On Boxing Day I thought about hitting the stores early, then turned over and slept in abit longer. We later ventured out to buy a few books and some music videos, then dropped in at friends for their annual Boxing Day party.

A few days earlier, on Christmas Eve morning, the phone rang. "Joyce?, Its Norma". Hearing that voice brought back childhood memories. "Yes, Norma," "Its been awhile, is everything okay?" "Mom died this morning" ... In this case, "mom" was Emma. Aunt Emma died on Christmas Eve. I attended Emma's funeral on Wednesday. I felt good paying final respects to an aunt that had given me such good childhood memories ... she hid Easter baskets for me ... took me to Assiniboine Park ... treated me to ice cream on a hot summer day.

Then there was the picture that didn't get taken. Just before Christmas one of my closest friends informed me that her mom, my ex-aunt, was terminal. I planned to bring her mom some flowers and tell her how much I appreciated her over the years. On the morning I was scheduled to visit, she was taken to the hospital. And so it went ... to the hospital, home again, back to the hospital, back home again, until she was admitted to the palative ward at Riverview. Family kept a round-the-clock vigil until she passed away New Years Eve. I had wanted to take a closeup photo of my friend holding her mother's hand ... just their hands.

Its Saturday morning, January 2nd ... exactly eight months until my husband and I celebrate our tenth wedding anniversary. I read the weekend edition of the local newspaper, which included an article on notable Manitobans who left us in 2009. Among them was a dear neighbour, Irene Grant. Each year my husband and I have enjoyed looking at a large Evergreen tree lite up on her riverside every Christmas. When Irene passed away just before Christmas we expected the tree to stop twinkling.

What a beautiful surprise to look out the window and enjoy the beauty of Irene Grant's tree again. Her daughter decided to keep the tradition alive with the help of a timer. What a joy!
The tree photo is part of another assignment but because it is image #11, I added it.

Now its back to class, new challenges, new group-mates, new skills to acquire. Let us all have a happy, healthy and successful 2010!

Saturday, December 5, 2009

Karsh Exhibit

Image Link:
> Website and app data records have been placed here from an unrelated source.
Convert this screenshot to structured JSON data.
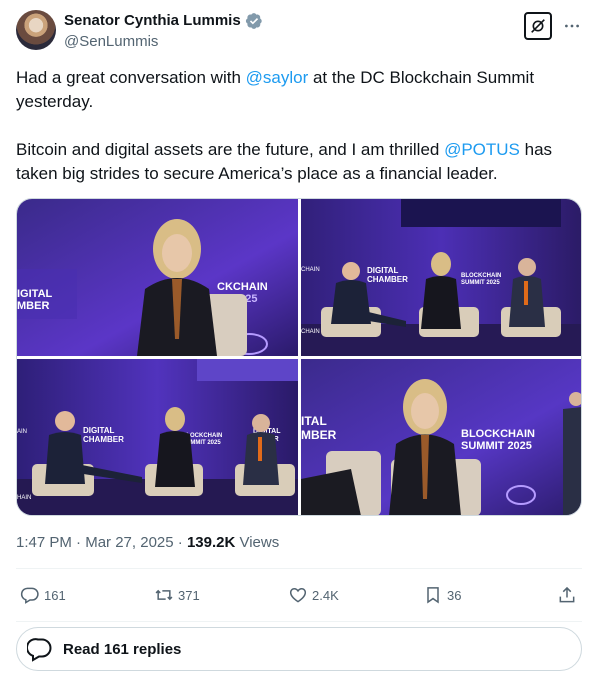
{
  "author": {
    "display_name": "Senator Cynthia Lummis",
    "handle": "@SenLummis",
    "verified": true,
    "verified_badge_color": "#829aab"
  },
  "tweet": {
    "para1_before": "Had a great conversation with ",
    "para1_mention": "@saylor",
    "para1_after": " at the DC Blockchain Summit yesterday.",
    "para2_before": "Bitcoin and digital assets are the future, and I am thrilled ",
    "para2_mention": "@POTUS",
    "para2_after": " has taken big strides to secure America’s place as a financial leader.",
    "mention_color": "#1d9bf0"
  },
  "media": {
    "photos": [
      {
        "id": "photo-1",
        "backdrop_left": "IGITAL\nMBER",
        "backdrop_right": "CKCHAIN\n2025"
      },
      {
        "id": "photo-2",
        "stage_text": "DIGITAL\nCHAMBER",
        "stage_text_2": "BLOCKCHAIN\nSUMMIT 2025"
      },
      {
        "id": "photo-3",
        "stage_text": "DIGITAL\nCHAMBER",
        "stage_text_2": "BLOCKCHAIN\nSUMMIT 2025"
      },
      {
        "id": "photo-4",
        "backdrop_left": "ITAL\nMBER",
        "backdrop_right": "BLOCKCHAIN\nSUMMIT 2025"
      }
    ]
  },
  "meta": {
    "time": "1:47 PM",
    "separator": " · ",
    "date": "Mar 27, 2025",
    "views_count": "139.2K",
    "views_label": " Views"
  },
  "actions": {
    "replies": "161",
    "reposts": "371",
    "likes": "2.4K",
    "bookmarks": "36"
  },
  "read_replies_label": "Read 161 replies"
}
I selected the "Duke & Duchess of Windsor", taken in 1971, a year before the Duke's death. The Duchess later wrote to Karsh, telling him that that this photograph was the truest representation of the couple taken in their 34 years of marriage. I wonder if Karsh suggested to the Duke that he undo the top button of his suit jacket, symbolizing that the Duchess was the cause of his royal undoing. Or did Karsh burn-in the dark background to symbolize the dark past the couple wove together, casting them into the role of exiled "royal wanderers". Karsh was known as a Master of Light, having studying theatrical lighting at an early stage in his career. It looks like he created a dramatic back/side chiaroscuro effect to produce the sharp silhouette. He then burnt in the dark background to lose the stream of light, emphasing the silhouetted couple. They stand compositionally framed by a set of opened white doors, in front of the darkened background, perhaps symbolizing acceptance after exile. Here they are, turned towards each other, visably touching and supporting each other, she looking at him, he looking downward. They do not look outward, or want or expect the viewers acceptance or approval, as they have each other for support. They lived one of the biggest soap opera scripts at the time ... him, a young single heir to the throne, with three married mistresses; her, a once-divorced, married woman, romantically involved with the young heir. Once he became king, his royal duties fell by the wayside because he spent most his time with this married mistress. He historically abdicated his right to the throne, and finally married her, only to have them exiled and shunned by the royal family. Karsh framed his subjects within an open door The harsh light cast a heavy shadow across the front of the face of the Duchess, like she cast a shadow across the face of the monarchy? Karsh also used side lighting to add texture and drama. It would be delightful to research the background of each person Karsh photographed to discover the details of their lives captured within their image ... a photograph is worth a thousand words.